**Assignment:** For the data that follows, state how many lines hold the string "icon", giving the number by itself.

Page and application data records
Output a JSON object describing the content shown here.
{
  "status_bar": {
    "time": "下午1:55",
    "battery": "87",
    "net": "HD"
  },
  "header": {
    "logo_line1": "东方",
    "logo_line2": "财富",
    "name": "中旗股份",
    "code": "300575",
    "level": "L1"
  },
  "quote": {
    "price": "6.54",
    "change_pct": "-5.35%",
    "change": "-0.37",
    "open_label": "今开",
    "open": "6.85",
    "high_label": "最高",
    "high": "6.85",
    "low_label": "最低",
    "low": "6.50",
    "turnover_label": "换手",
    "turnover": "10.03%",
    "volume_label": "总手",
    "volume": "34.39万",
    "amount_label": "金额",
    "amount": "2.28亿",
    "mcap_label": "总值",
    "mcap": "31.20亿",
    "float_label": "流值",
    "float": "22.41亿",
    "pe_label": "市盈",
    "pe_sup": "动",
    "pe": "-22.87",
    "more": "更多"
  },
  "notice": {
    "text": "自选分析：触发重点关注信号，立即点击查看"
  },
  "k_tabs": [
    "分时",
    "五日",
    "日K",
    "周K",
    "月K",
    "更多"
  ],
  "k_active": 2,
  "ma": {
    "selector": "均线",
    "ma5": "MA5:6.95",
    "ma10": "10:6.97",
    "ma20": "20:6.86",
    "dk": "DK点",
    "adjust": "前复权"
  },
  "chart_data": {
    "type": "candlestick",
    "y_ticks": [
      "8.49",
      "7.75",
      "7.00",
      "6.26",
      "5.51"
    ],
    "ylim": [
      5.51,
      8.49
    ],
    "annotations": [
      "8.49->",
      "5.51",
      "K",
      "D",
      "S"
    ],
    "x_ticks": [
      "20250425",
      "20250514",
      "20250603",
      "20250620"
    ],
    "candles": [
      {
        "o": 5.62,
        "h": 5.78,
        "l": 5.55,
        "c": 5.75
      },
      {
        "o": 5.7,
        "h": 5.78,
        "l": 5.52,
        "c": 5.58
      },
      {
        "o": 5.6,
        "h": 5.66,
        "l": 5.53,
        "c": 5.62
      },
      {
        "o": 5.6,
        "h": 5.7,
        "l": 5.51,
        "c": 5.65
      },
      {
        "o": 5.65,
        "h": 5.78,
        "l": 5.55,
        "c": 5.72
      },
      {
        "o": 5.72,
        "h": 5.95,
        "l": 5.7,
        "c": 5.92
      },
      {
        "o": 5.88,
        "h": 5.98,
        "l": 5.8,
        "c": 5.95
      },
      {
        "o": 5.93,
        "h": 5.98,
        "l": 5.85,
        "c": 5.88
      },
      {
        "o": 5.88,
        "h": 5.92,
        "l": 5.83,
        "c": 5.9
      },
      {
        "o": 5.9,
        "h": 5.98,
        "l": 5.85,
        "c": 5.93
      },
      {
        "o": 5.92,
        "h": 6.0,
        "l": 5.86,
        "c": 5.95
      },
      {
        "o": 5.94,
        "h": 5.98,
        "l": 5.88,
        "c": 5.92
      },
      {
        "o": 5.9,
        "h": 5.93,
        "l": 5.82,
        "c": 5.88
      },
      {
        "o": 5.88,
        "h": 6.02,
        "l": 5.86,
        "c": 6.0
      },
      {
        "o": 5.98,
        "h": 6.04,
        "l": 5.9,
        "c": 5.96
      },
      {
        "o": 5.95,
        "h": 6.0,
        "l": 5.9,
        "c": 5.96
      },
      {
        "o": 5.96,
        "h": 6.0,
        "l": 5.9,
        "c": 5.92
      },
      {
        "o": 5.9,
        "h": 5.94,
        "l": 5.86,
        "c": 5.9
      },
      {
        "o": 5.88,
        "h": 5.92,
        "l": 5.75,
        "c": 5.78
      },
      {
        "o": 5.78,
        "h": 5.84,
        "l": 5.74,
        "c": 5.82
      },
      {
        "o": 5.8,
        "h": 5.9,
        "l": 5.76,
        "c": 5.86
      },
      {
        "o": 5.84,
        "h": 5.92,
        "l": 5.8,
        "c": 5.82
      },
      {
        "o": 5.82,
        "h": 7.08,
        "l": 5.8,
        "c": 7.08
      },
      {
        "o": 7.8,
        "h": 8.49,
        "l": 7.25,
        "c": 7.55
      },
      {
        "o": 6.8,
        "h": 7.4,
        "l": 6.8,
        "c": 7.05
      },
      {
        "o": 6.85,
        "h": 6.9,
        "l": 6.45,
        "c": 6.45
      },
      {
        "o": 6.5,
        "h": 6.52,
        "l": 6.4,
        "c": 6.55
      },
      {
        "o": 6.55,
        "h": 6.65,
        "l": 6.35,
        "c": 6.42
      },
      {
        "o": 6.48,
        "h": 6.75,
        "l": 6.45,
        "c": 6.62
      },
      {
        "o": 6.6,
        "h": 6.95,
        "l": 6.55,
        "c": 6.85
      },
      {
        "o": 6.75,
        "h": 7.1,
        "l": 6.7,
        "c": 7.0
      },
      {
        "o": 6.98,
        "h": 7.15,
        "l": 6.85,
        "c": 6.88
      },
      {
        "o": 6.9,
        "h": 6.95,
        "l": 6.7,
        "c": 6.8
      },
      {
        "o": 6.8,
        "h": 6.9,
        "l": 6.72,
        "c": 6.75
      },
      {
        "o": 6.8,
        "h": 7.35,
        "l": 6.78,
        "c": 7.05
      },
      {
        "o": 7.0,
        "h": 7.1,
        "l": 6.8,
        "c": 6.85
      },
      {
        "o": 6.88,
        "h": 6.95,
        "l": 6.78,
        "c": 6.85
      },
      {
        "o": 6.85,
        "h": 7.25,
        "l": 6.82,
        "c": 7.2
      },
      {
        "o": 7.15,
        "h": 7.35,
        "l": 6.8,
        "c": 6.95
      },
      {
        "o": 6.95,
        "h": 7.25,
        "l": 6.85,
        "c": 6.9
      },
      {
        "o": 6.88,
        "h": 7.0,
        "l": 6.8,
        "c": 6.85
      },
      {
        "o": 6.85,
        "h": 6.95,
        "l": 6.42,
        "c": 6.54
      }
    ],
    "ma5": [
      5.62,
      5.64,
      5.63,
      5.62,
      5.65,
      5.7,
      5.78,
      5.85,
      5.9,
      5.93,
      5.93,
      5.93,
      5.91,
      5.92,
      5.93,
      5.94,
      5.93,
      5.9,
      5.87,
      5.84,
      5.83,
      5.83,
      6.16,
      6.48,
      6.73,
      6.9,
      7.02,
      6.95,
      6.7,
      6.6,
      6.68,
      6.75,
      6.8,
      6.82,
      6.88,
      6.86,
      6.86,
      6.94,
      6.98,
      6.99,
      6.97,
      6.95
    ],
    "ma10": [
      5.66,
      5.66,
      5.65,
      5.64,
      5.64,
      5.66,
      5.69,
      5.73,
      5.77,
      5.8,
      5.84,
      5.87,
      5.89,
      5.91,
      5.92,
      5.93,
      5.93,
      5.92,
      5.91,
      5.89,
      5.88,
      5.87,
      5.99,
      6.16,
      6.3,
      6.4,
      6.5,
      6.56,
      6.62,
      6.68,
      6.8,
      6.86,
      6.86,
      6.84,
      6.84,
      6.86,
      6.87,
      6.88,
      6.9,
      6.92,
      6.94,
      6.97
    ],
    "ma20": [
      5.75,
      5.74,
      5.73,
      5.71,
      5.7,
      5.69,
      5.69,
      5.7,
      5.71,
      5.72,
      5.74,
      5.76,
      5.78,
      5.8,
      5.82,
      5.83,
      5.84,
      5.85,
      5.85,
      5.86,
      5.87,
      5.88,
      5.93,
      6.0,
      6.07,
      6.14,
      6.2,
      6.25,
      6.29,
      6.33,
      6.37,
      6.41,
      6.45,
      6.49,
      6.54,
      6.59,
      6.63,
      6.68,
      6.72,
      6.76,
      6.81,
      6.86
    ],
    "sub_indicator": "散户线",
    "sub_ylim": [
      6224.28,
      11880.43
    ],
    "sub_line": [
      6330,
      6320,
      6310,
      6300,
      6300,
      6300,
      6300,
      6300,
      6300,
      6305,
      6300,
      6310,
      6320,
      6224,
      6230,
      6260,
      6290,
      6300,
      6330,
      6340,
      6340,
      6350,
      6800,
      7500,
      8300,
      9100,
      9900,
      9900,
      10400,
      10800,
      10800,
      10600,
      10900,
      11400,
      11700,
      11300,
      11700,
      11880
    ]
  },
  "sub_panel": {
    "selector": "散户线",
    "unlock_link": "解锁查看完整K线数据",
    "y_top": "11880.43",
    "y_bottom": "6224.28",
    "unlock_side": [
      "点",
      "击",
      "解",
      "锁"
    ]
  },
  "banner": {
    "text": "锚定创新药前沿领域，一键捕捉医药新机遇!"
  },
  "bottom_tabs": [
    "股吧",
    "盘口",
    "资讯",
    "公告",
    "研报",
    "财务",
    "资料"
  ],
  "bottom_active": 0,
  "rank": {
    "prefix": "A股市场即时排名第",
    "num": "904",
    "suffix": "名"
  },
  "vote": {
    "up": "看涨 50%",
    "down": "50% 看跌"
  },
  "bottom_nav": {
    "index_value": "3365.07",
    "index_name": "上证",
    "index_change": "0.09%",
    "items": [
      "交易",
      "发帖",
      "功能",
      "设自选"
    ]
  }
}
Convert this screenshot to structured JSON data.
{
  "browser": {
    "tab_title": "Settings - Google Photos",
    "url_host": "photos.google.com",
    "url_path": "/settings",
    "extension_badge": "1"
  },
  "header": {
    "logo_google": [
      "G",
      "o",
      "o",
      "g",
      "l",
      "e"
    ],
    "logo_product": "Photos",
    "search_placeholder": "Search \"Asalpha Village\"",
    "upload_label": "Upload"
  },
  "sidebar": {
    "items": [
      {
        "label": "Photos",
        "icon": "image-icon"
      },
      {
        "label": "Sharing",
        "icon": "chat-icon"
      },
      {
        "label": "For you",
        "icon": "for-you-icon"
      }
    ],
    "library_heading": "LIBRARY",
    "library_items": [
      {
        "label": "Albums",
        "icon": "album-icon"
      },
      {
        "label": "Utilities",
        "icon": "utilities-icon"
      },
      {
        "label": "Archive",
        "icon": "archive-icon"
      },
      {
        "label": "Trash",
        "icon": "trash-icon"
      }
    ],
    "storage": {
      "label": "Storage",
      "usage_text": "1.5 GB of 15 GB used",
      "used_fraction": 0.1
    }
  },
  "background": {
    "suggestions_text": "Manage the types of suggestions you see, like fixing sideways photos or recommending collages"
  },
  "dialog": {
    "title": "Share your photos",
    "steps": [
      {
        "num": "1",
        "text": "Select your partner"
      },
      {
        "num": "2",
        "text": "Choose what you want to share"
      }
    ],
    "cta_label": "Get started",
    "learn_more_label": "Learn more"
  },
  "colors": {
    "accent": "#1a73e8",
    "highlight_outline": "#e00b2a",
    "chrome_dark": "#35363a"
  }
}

**Expected answer:** 7